Day 49 ~ 17,300 Miles, AucklandFebruary 23 in New Zealand ⋅ ☀️ 70 °F
Day 49 ~17,300 Miles
It has been a jam packed two days in Auckland and I enjoyed every moment. I’m sitting in my cabin tonight watching this part on New Zealand float away and know that I will miss this place.
After arriving yesterday we set out on an aimless stroll through the Central District which is directly across the street of our Auckland home, Princes Wharf. There is a great deal of construction in many areas of the city due to hosting the sailing world in defense of the America’s Cup in 2021 and the wafer-front area is by far the biggest recipient of the improvements.
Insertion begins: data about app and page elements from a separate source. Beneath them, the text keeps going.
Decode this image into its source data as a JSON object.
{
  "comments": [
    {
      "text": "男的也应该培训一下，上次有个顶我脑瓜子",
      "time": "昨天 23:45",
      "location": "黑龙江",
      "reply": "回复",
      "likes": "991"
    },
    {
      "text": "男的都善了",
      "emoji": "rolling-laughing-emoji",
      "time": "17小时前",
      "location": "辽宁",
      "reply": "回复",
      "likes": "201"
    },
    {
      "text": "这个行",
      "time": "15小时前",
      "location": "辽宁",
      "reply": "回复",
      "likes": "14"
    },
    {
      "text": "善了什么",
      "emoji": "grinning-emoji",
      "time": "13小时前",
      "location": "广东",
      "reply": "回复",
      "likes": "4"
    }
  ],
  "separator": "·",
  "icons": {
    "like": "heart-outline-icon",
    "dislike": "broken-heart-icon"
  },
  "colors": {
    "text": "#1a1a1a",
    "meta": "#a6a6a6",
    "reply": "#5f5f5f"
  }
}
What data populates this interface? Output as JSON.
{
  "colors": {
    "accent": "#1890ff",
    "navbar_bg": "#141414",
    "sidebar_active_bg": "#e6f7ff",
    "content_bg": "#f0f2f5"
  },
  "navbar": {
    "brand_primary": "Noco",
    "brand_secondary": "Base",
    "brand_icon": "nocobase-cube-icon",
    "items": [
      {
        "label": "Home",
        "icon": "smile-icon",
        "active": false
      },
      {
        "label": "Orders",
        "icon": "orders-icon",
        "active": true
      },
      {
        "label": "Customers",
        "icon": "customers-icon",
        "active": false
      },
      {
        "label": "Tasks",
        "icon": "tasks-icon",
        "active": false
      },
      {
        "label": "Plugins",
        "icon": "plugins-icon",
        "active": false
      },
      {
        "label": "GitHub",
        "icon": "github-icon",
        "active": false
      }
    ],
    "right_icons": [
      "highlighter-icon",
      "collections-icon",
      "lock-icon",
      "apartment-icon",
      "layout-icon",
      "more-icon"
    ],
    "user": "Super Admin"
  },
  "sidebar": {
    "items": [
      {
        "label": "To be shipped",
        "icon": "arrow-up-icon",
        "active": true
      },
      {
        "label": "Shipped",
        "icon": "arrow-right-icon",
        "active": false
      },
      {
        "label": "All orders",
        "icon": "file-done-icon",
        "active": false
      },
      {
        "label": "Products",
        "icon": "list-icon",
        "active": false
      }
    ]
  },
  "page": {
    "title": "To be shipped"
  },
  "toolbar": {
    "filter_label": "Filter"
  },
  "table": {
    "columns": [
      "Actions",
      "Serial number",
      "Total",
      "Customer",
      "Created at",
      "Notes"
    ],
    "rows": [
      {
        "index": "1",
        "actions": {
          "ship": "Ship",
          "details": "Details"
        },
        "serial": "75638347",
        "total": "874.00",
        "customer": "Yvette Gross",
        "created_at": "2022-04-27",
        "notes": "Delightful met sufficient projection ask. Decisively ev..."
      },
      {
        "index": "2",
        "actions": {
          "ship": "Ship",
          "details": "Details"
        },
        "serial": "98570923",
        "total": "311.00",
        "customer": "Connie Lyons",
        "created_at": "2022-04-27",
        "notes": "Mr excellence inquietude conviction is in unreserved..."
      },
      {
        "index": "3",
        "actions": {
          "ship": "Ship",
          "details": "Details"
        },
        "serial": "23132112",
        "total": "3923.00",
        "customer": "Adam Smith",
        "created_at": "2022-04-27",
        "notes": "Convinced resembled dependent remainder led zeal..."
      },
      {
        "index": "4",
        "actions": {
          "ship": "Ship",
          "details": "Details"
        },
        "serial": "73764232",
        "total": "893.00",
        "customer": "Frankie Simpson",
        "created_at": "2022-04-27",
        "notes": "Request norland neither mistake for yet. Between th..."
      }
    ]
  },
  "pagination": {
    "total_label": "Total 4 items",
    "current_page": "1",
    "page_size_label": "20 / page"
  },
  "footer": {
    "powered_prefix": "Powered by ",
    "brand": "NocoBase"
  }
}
Auckland is a vibrant, beautiful, walkable, and energetic place.
Last night we were guests to a World Cruise Event celebrating the Lord of the Rings series held at the War Memorial Museum. It was also an opportunity to say a temporary goodbye to our Captain. Captain Aivo has been wonderful and I look forward to his return from his vacation when he takes the helm again in Barcelona to guide us home.
Today we spent a lovely day touring the North Shore and Devonport. The North Shore is high tech companies, modern condos, restaurants with amazing outdoor seating options, and marinas including one for the mega yachts.
Devonport is on the opposite side of the bay and equally opposite in almost everything else. It’s a typical charming seaside village complete with all of the coffeeshops, restaurants, and local shops one could want. It’s also a much slower pace and is family and dog friendly. We used the ferry to transport us back to the wharf area.
Just as Auckland is fading on the horizon I too am fading fast and am ready to call it a night. I hope I dream of beautiful Auckland but before the sunlight fades away I want to share the sculpture shown in the video. It is so graceful as it moves in the ocean breeze and I am in total agreement with the Artists statement:
“...showing people things they’ve never seen before and the more extraordinary things we see the richer we become”. -Phil Price 2004Read more